  • While this is a welcome suggestion, the general continuation of coupled payments in the post-2020 CAP Strategic Planning proposals hinders structural change. The conditions for the use of Voluntary Coupled Support (VCS) need to be as tight as possible, excluding the most environmentally harmful ways of raising livestock from this support, for example through stocking density limits.
  • The Common Agricultural Policy (CAP), and its coupled support, is a major funding source of livestock production in the EU. In the current programming period (2014 – 2020), out of the €58 billion spent annually on this policy, between 69% and 79% of the CAP direct payments is directed to producers of fodder for animals, or goes directly to livestock producers, including as coupled support.
  • 27 out of 28 Member States made use of this coupled support in the current programming period (2014-2020), which has been cited as a cause for concern, especially where they result in increased average levels of production and livestock numbers and when not tailored to support environmentally or climate beneficial farming. Currently, most coupled payments support the livestock sector and this was found to result in an overall net increase in emissions.

Third, in relation to financial support for meat production, the strategy promised a review on how the EU can use its “promotion programme to support the most sustainable, carbon-efficient methods of livestock production”.

  • Public procurement is an important tool balancing production-focused policies with a strong demand-side measure. This proposal needs to be implemented in co-decision between EU and the Member States, defining minimum green and public procurement criteria for sustainable food procurement to promote healthy and sustainable diets. As part of a science-based definition of healthy and sustainable diets, alternative protein sources could be expected.

Finally, the strategy promises that “the Commission will seek commitments from food companies and organisations to take concrete actions on health and sustainability (…). For example, marketing campaigns advertising meat at very low prices must be avoided.”

  • Having a discussion on marketing campaigns for low price meat (where a distinction can be made between price, quality and sustainability) is a welcome step. This must be complemented with other financial instruments to close the gap between the retail price of food and the true cost of sustainability, including environmental externalities. Fiscal instruments, such as VAT are a key leaver. In Germany and France, a significantly reduced VAT rate for animal products favours meat and dairy over alternatives, which are excluded from the reduction.
  • This relates to the need to pay a fair price to farmers and the need for a just transition, with a clear timetable and allocated resources to help low-income farmers as well as workers who might be affected to adapt.
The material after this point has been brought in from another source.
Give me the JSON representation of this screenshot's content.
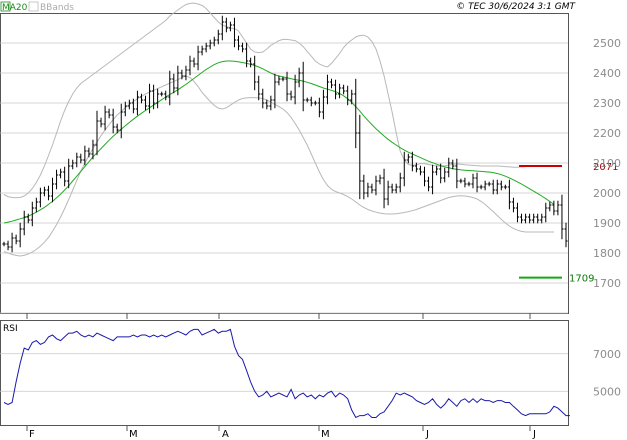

While the Farm to Fork and Biodiversity Strategies send the right signals, they are only as powerful as the legislative change they will lead to. Continuing with the status quo is not an option. This week’s decisions on the post-2020-CAP reform package is a defining moment for EU and Member State policymakers to demonstrate a commitment to real change towards a sustainability transition in the EU agriculture sector.

Elisa Kollenda is a policy analyst in IEEP’s Agriculture and Land Management programme

This work has been produced with the financial support of the LIFE Programme of the European Union. It reflects only the views of the authors.

Files to download

No files were found

Related News

No data was found

Like this post? Share it!

Stay connected with IEEP?